Provided material:
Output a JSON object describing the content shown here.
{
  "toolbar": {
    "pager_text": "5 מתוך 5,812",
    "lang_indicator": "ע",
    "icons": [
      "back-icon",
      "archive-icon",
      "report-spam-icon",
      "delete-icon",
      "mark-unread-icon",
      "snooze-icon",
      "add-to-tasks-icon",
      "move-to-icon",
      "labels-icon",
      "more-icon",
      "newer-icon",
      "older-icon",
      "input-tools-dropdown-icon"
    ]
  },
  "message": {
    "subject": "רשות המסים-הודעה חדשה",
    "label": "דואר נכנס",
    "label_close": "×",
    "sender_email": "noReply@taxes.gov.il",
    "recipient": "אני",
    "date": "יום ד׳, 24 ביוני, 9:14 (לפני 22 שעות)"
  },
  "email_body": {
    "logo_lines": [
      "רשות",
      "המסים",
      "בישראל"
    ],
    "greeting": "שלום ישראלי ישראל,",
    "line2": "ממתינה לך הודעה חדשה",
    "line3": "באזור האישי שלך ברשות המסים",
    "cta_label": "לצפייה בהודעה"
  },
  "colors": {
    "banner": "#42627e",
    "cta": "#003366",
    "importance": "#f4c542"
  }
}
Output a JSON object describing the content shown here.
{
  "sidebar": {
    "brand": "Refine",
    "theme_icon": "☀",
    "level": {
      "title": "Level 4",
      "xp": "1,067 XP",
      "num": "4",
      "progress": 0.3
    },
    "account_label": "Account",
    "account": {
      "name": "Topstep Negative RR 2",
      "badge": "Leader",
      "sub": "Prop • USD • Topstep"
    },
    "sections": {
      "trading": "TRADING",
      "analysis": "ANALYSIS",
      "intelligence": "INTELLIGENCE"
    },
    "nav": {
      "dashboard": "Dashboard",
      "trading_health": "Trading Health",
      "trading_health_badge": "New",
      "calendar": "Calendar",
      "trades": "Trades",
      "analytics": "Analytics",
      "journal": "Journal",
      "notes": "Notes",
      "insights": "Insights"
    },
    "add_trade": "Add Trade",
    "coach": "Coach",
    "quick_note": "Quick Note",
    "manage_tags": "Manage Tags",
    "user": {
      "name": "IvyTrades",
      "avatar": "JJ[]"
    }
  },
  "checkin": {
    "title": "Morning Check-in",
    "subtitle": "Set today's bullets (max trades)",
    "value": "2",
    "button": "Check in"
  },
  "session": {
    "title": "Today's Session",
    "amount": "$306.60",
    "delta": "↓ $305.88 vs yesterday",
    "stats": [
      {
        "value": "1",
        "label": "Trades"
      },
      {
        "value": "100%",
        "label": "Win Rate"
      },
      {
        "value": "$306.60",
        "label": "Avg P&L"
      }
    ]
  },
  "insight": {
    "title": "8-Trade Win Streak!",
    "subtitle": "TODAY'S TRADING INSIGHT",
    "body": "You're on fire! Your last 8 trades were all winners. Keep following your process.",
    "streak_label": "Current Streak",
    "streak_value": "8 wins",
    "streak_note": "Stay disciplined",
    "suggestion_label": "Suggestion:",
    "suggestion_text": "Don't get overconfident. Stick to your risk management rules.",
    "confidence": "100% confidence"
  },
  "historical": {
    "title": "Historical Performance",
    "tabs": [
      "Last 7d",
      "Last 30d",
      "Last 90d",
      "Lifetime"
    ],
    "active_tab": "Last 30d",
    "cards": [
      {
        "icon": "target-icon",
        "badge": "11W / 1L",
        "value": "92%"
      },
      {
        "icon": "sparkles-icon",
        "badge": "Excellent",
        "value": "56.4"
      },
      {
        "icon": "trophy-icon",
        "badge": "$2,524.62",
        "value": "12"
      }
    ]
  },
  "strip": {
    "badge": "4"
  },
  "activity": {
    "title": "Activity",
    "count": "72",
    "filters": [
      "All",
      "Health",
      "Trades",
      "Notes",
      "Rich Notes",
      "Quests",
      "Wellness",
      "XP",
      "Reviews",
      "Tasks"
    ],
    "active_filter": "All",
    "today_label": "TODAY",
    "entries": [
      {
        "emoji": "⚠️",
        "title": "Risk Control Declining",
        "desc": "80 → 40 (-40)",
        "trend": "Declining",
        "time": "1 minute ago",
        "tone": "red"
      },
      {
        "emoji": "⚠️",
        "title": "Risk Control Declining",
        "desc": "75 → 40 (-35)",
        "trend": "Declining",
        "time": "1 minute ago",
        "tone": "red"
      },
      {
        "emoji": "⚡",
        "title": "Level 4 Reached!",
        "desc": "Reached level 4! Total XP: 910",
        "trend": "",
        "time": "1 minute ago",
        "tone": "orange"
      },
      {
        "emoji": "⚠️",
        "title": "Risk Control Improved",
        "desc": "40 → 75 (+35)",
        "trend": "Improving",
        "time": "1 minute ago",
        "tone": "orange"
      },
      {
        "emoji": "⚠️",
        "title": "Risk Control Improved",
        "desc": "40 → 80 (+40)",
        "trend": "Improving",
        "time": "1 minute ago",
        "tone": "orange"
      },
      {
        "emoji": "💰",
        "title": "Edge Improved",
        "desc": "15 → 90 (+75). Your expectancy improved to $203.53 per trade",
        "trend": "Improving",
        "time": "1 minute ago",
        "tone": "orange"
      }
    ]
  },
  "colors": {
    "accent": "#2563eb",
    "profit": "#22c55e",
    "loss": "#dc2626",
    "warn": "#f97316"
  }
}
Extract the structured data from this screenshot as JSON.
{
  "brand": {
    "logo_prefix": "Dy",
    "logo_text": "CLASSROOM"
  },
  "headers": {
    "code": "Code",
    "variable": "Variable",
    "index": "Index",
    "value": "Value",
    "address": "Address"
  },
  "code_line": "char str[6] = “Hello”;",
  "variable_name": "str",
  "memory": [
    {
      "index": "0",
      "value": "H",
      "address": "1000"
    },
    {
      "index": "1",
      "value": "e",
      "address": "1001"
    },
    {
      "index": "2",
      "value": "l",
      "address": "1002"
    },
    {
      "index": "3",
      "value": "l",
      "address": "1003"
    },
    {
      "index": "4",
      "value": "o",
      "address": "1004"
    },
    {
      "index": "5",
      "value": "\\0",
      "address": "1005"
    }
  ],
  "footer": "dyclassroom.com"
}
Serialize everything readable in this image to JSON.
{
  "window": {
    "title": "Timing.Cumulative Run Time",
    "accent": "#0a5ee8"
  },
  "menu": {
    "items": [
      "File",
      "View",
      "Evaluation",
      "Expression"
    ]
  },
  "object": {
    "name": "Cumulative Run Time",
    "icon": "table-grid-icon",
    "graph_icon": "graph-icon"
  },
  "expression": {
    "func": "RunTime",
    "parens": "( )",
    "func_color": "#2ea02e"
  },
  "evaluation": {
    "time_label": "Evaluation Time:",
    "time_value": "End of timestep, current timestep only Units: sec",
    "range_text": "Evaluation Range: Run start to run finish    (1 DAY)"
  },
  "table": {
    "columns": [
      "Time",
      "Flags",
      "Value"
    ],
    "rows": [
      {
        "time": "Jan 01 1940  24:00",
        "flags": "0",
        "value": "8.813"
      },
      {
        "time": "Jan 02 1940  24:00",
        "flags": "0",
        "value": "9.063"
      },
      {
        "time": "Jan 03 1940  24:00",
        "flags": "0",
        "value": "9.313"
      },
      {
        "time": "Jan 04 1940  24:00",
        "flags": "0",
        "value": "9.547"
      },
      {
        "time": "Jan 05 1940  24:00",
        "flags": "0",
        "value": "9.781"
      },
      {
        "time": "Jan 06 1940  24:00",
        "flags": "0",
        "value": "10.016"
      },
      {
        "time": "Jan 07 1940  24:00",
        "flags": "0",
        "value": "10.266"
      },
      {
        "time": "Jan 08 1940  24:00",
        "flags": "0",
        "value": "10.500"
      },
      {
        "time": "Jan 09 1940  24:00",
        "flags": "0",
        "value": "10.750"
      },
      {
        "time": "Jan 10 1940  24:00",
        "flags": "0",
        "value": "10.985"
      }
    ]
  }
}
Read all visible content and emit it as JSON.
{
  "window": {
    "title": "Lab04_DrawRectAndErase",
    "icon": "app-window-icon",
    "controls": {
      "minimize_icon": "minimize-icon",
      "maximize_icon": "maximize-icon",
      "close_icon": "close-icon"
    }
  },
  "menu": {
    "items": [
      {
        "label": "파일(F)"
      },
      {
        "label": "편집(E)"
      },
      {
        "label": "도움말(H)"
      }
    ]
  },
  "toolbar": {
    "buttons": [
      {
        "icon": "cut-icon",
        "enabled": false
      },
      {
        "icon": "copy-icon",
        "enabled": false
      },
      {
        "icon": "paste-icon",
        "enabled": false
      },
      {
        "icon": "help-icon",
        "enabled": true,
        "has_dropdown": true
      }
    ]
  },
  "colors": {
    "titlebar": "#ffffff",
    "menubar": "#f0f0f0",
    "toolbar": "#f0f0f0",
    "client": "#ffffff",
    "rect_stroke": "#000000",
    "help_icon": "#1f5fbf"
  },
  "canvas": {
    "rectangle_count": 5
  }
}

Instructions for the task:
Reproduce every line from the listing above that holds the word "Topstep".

Response to the task:
      "name": "Topstep Negative RR 2",
      "sub": "Prop • USD • Topstep"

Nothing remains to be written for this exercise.